These ten days, which are shaking the country in a way that has not happened for fifty years, have condensed and accelerated time: it is only ten days, but it feels like ten months. The state of suspended tension of the long months of the lockdown has given way to collective exhilaration, rage combined with beauty and love: for fellow protesters, for the more than 100,000 dead of the pandemic, for George Floyd, Breonna Taylor, Jamal Floyd and the countless Black lives taken away by a militarized and racist state, and for our future, which we thought had been stolen from us and which we are now re-appropriating for ourselves through the struggle.

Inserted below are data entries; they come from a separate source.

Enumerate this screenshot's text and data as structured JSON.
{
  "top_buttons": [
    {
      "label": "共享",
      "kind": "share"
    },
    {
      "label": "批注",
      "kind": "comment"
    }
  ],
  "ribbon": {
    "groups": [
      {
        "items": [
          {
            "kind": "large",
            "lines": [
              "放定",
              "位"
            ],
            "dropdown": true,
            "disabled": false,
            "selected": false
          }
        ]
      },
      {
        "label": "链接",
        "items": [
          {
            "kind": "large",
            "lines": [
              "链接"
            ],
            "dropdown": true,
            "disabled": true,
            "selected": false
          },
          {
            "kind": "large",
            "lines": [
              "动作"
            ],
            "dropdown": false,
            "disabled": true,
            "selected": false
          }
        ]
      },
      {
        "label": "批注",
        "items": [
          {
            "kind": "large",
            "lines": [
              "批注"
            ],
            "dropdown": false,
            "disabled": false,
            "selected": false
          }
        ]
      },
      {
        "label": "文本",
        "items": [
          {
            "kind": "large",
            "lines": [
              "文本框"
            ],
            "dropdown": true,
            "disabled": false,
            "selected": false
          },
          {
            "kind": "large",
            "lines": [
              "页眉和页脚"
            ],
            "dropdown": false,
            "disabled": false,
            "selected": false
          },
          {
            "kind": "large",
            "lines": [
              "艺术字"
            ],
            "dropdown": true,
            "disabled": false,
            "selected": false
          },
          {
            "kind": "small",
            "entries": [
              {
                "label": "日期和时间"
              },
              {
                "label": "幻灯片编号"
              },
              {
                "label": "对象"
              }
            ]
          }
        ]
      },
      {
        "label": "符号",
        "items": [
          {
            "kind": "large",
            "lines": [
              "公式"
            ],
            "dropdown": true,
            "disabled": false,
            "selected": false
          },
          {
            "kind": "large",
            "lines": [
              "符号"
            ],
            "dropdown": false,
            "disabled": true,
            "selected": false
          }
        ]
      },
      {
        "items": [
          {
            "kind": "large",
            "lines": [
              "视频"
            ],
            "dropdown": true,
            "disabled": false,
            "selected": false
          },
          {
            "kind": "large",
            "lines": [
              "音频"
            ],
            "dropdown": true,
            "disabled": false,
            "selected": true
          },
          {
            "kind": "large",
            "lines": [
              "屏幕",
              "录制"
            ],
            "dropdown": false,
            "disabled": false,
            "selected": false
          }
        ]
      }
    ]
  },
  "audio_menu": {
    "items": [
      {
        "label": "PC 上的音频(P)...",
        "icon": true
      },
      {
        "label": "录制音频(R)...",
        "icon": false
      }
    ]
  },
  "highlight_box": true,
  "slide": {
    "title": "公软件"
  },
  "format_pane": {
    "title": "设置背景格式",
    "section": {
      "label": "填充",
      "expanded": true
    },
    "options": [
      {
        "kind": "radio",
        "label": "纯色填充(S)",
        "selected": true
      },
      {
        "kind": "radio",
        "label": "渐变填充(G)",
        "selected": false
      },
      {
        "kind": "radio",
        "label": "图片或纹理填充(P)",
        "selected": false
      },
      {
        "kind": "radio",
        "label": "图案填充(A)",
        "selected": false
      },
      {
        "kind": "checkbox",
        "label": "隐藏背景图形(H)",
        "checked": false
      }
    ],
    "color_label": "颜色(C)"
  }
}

And yet, the challenges ahead are many, and difficult to tackle. Barclays saw the spontaneous emergence of the conditions of possibility for a collective process of self-organization and subjectivation. But these are only conditions of possibility, potentialities to be realized. Self-organization, however, is key to the durability of this social revolt, to its expansion to additional social sectors (beginning with organized labor and workplaces in general), to its capacity for self-defense against brutal repression, and to its ability to maintain political autonomy from the forces of cooptation and absorption that will inevitably try to tame the revolt and perhaps transform social rage into votes. While another Trump presidency would be a disaster, not least because of its galvanizing effect on the far-right worldwide, from India to Brazil, it is also the case that ten days of social revolt have done more to dismantle institutionalized racism than eight years of Obama’s presidency. It is this collective power that is being rediscovered by this social revolt. And it is the political autonomy of this collective power that we must zealously preserve.